In 2016, Intact Insurance plans to launch a “revised property product,” Intact President Jean-Francois Blais said last month at the Insurance Brokers Association of Ontario (IBAO)’s annual convention at the Sheraton Centre in Toronto.

“Basically we have reviewed the base policy, rewritten some exclusions, removed some exclusions, so we have much better transparency,” Blais said during the CEO Panel at the IBAO Convention Oct. 22. “With a base policy and two additional endorsements, basically you can buy all the water coverage you need and that exists out there in some way or some form.”

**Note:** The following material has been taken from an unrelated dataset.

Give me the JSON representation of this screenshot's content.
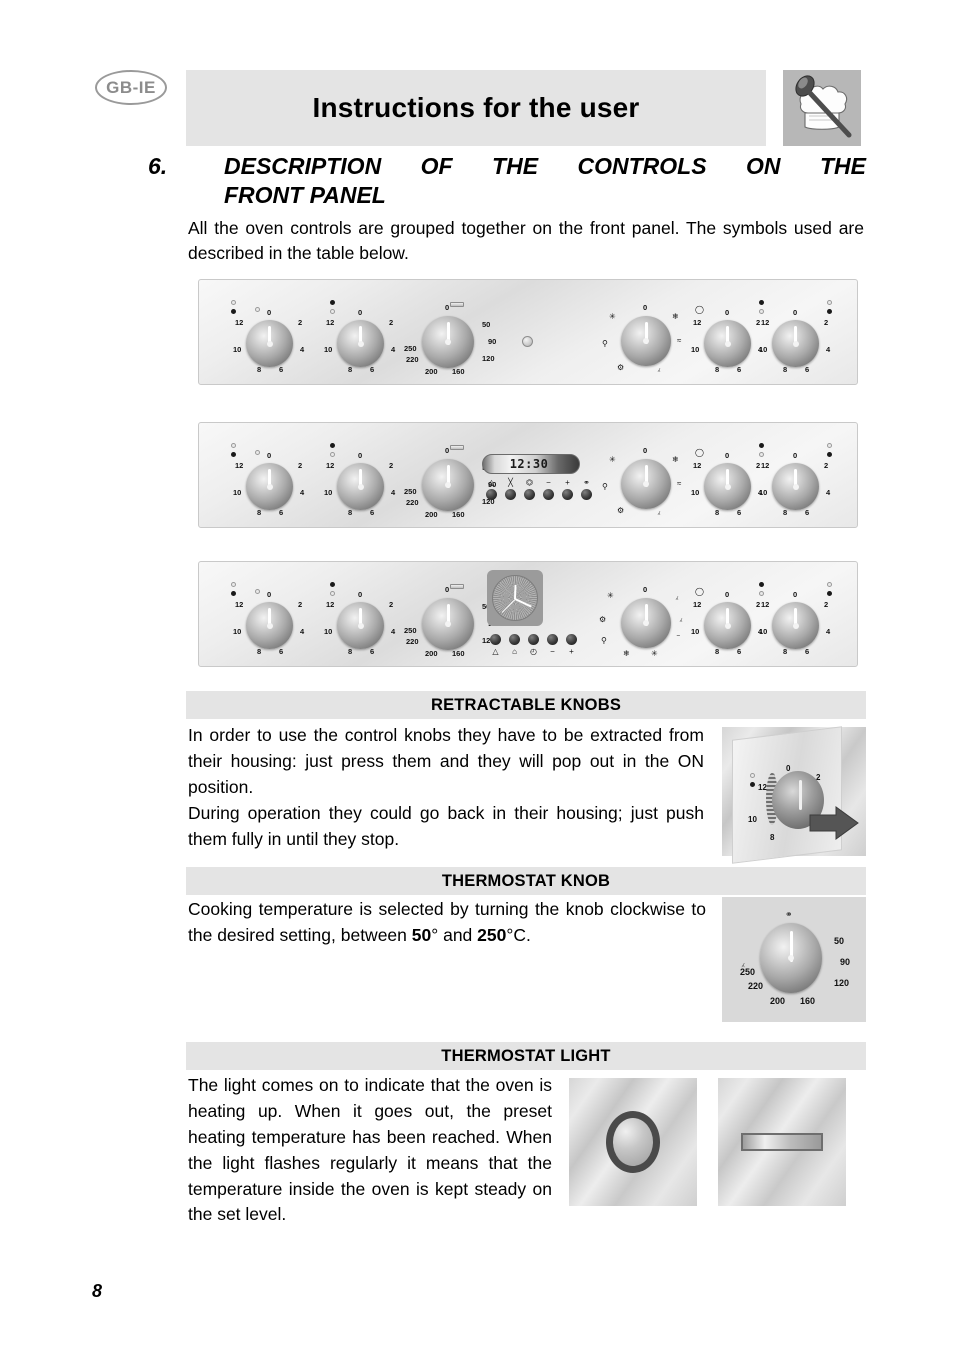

New overland flood products in Canada “will likely not deal with all of the high-risk properties and for that we believe we need government involvement,” said Don Forgeron, chief executive officer of Insurance Bureau of Canada, at the National Insurance Conference of Canada (NICC) Oct. 1.

Government involvement “should be focused on pre-planning instead of after the fact financial support,” Forgeron said at NICC, produced by MSA Research Inc. and held in Montreal Sept. 30 through Oct. 2.

Personal lines brokers will not want to risk errors and omissions exposure “by not offering flood cover when it is available” to residential property clients, MSA president and CEO Joel Baker wrote in his firm’s quarterly outlook report for Q1 2015, released last summer.

“With more announcements sure to follow, those that sit on the sidelines risk losing market share,” Baker wrote in the report, referring to the announcements from Aviva and The Co-operators.

Insurance Brokers Association of Canada (IBAC) has a flood principles document which was approved at its meeting in September in Quebec City.

IBAC President Lorne Perry told Canadian Underwriter last summer that in its flood principles document, IBAC proposes principles “that we are looking at, going forward, as to what we think the industry and government should be doing when it comes to the concerns with flood and flood insurance.”

During the IBAO convention October, Perry said IBAC was invited by the federal government “to join with a number of different stakeholders including insurers, engineers, people from Ducks Unlimited, “to a two-day meeting in early November.

“We will be prepared then to share our flood principles document,” Perry said at the IBAO annual general members’ meeting, where was a guest speaker.